Elon Musk has reinstated the X profile of Alex Jones, a proponent of conspiracy theories, based on a poll conducted on the social media site formerly known as Twitter. The poll showed support for the host of Infowars, who has repeatedly claimed that the 2012 Sandy Hook school shooting was a hoax.
This presents a new challenge for advertisers, as they have left X due to worries about their ads being placed next to hate speech. It is also the most recent controversial figure to have their suspended account reinstated.
On Saturday, Musk shared a survey inquiring whether Jones should be restored, and the outcome revealed that 70% of participants were in favor. On Sunday morning, Musk tweeted, “The people have spoken and their decision will be honored.”
After a couple of hours, Jones’ posts reappeared and he shared a tweet about his video game. His Infowars show had been permanently removed in 2018 due to harmful conduct.
Elon Musk, who has identified himself as a supporter of free speech without limitations, stated that the decision was made to safeguard these rights. In reply to a user’s comment that “permanently banning accounts goes against the principles of free speech,” Musk agreed with the statement.
The wealthy individual who leads Tesla also posted on Twitter that it is probable that Community Notes, which is a fact-checking service powered by the public, will quickly address any posts made by AJ that require corrections.

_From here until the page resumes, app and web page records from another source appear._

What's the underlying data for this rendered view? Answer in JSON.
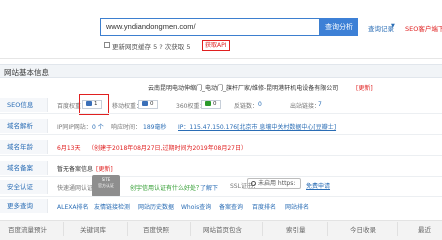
{
  "search": {
    "value": "www.yndiandongmen.com/",
    "button": "查询分析",
    "history": "查询记录",
    "history_arrow": "▼",
    "seo_link": "SEO客户端下",
    "update_label": "更新网页缓存 5 ? 次获取 5",
    "api_label": "获取API"
  },
  "info_title": "网站基本信息",
  "rows": {
    "seo": "SEO信息",
    "whois": "域名解析",
    "age": "域名年龄",
    "record": "域名备案",
    "security": "安全认证",
    "more": "更多查询"
  },
  "company": {
    "name": "云南昆明电动伸缩门_电动门_旗杆厂家/维修-昆明港轩机电设备有限公司",
    "more": "[更新]"
  },
  "seo": {
    "pc_label": "百度权重：",
    "pc_value": "1",
    "mobile_label": "移动权重：",
    "mobile_value": "0",
    "so_label": "360权重：",
    "so_value": "0",
    "sogou_label": "反链数：",
    "sogou_value": "0",
    "out_label": "出站链接：",
    "out_value": "7"
  },
  "whois": {
    "ip_label": "IP同IP网站：",
    "ip_count": "0 个",
    "speed_label": "响应时间：",
    "speed_value": "189毫秒",
    "ip_value": "IP：115.47.150.176[北京市 息壤中关村数据中心[豆瓣士]"
  },
  "age": {
    "value": "6月13天",
    "detail": "（创建于2018年08月27日,过期时间为2019年08月27日）"
  },
  "record": {
    "value": "暂无备案信息",
    "more": "[更新]"
  },
  "security": {
    "seal_line1": "SiTE",
    "seal_line2": "官方认证",
    "query": "快速通网认证",
    "trust_text": "创宇信用认证有什么好处？",
    "learn": "了解下",
    "ssl_label": "SSL证书：",
    "ssl_value": "未启用 https:",
    "free_ssl": "免费申请"
  },
  "more_queries": [
    "ALEXA排名",
    "友情链接检测",
    "网站历史数据",
    "Whois查询",
    "备案查询",
    "百度排名",
    "网站排名"
  ],
  "tabs": [
    "百度流量预计",
    "关键词库",
    "百度快照",
    "网站首页包含",
    "索引量",
    "今日收录",
    "最近"
  ],
  "colors": {
    "accent": "#3d80d6",
    "link": "#2a6db5",
    "alert": "#e02020"
  }
}
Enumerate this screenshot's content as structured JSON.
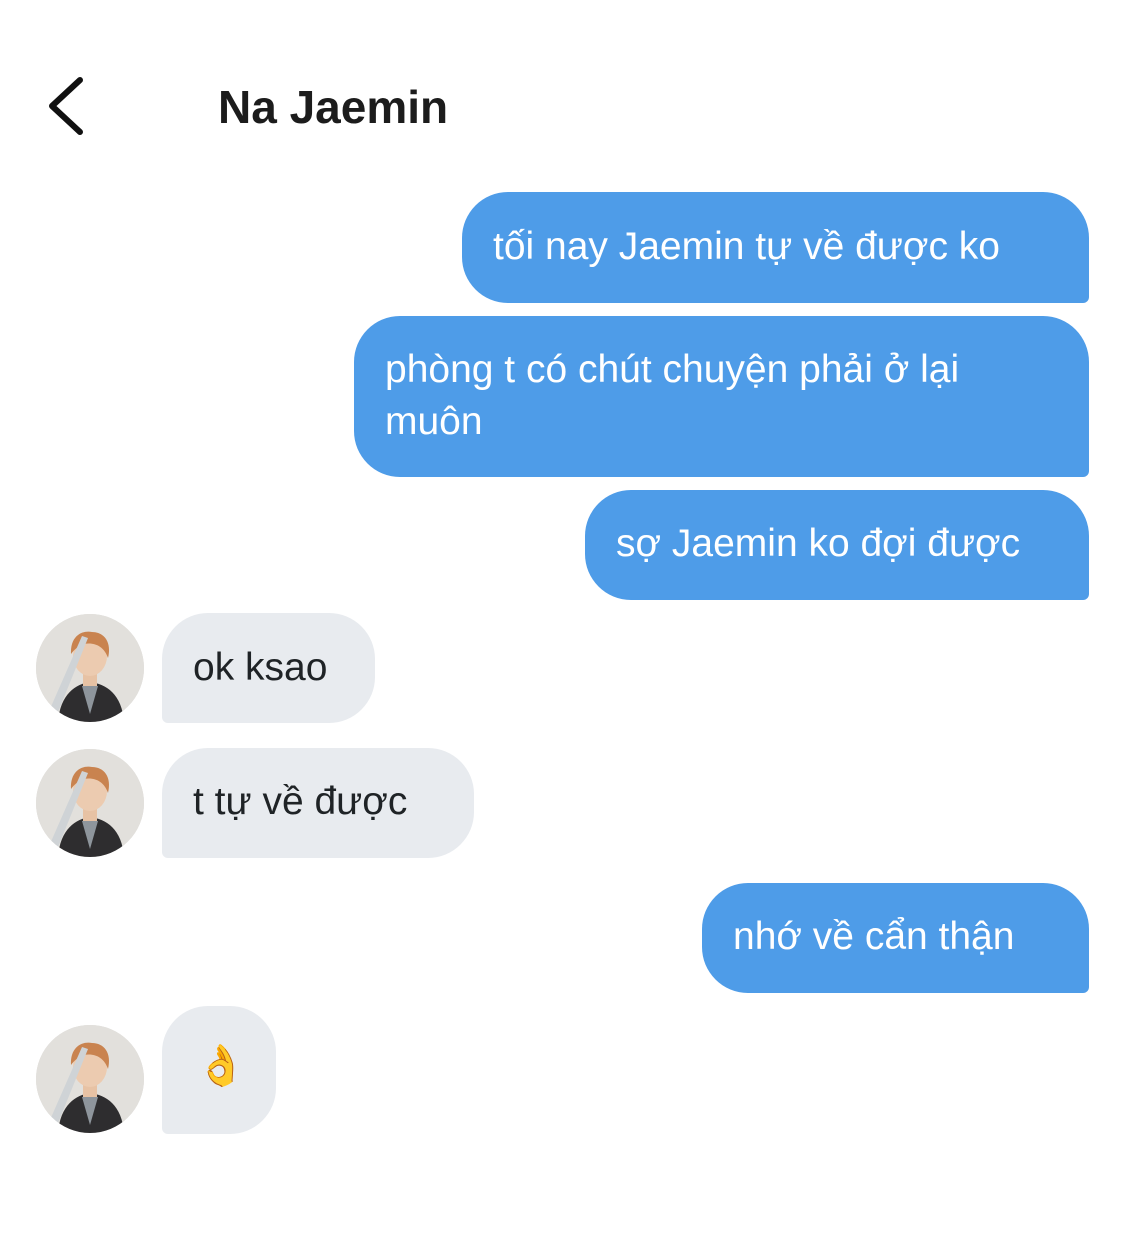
{
  "header": {
    "back_icon": "chevron-left-icon",
    "title": "Na Jaemin"
  },
  "colors": {
    "outgoing_bubble": "#4e9ce8",
    "incoming_bubble": "#e8ebef",
    "outgoing_text": "#ffffff",
    "incoming_text": "#1f2326"
  },
  "messages": [
    {
      "direction": "out",
      "lines": [
        "tối nay Jaemin tự về được ko"
      ]
    },
    {
      "direction": "out",
      "lines": [
        "phòng t có chút chuyện phải ở lại",
        "muôn"
      ]
    },
    {
      "direction": "out",
      "lines": [
        "sợ Jaemin ko đợi được"
      ]
    },
    {
      "direction": "in",
      "avatar": "contact-avatar",
      "lines": [
        "ok ksao"
      ]
    },
    {
      "direction": "in",
      "avatar": "contact-avatar",
      "lines": [
        "t tự về được"
      ]
    },
    {
      "direction": "out",
      "lines": [
        "nhớ về cẩn thận"
      ]
    },
    {
      "direction": "in",
      "avatar": "contact-avatar",
      "lines": [
        "👌"
      ],
      "emoji": "ok-hand-emoji"
    }
  ]
}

This marks a significant change in stance for Musk, as he had previously stated that he would not allow Jones to return to the platform despite numerous requests. In the past, Musk had cited the passing of his own child and tweeted, “I have no sympathy for those who exploit the loss of children for personal gain, political agendas, or fame.”
Jones has consistently stated on his program that the tragic 2012 incident at Sandy Hook Elementary School in Newtown, Connecticut, where 20 children and six educators lost their lives, did not actually occur and was instead orchestrated to promote stricter gun control measures.
Family members of numerous victims filed lawsuits against Jones in both Connecticut and Texas, resulting in judgments totaling nearly $1.5 billion against him. In October, a judge determined that Jones would not be able to declare bankruptcy in order to avoid paying over $1.1 billion of that debt.
Family members of the victims of the school shooting gave testimony during the trials, detailing instances of harassment and threats from followers of Jones. These individuals sent threatening messages and even confronted the grieving families in person, falsely accusing them of being “crisis actors” and claiming that their children were not real.
Jones is challenging the rulings, claiming that he did not receive impartial trials and that his speech was shielded by the First Amendment.
Jones’ account has been restored amidst a wave of major companies, such as Disney and IBM, halting their advertisements on X. This decision was made following a report from the liberal group Media Matters, which revealed that ads were being displayed alongside pro-Nazi content and posts promoting white nationalism.
After Musk publicly supported an antisemitic conspiracy theory on X, he received backlash and caused others to be fearful. He later apologized and traveled to Israel, where he visited a kibbutz that was targeted by Hamas and met with important Israeli officials.
However, he has also accused advertisers of resorting to “blackmail” and, in a vulgar manner, essentially advised them to leave.
During an on-stage interview at The New York Times DealBook Summit last month, Musk stated, “Do not advertise.”
Last year, Musk announced that he was offering “amnesty” to suspended accounts after purchasing Twitter. He has since restored the accounts of former President Donald Trump, rapper formerly known as Kanye West (now Ye), and far-right Rep. Marjorie Taylor Greene. These individuals had previously been suspended for posting antisemitic content and violating the platform’s policies on COVID-19 misinformation.
Trump, who was banned for encouraging the Jan. 6, 2021, Capitol insurrection, has his own social media site, Truth Social, and has only tweeted once since being allowed back on X.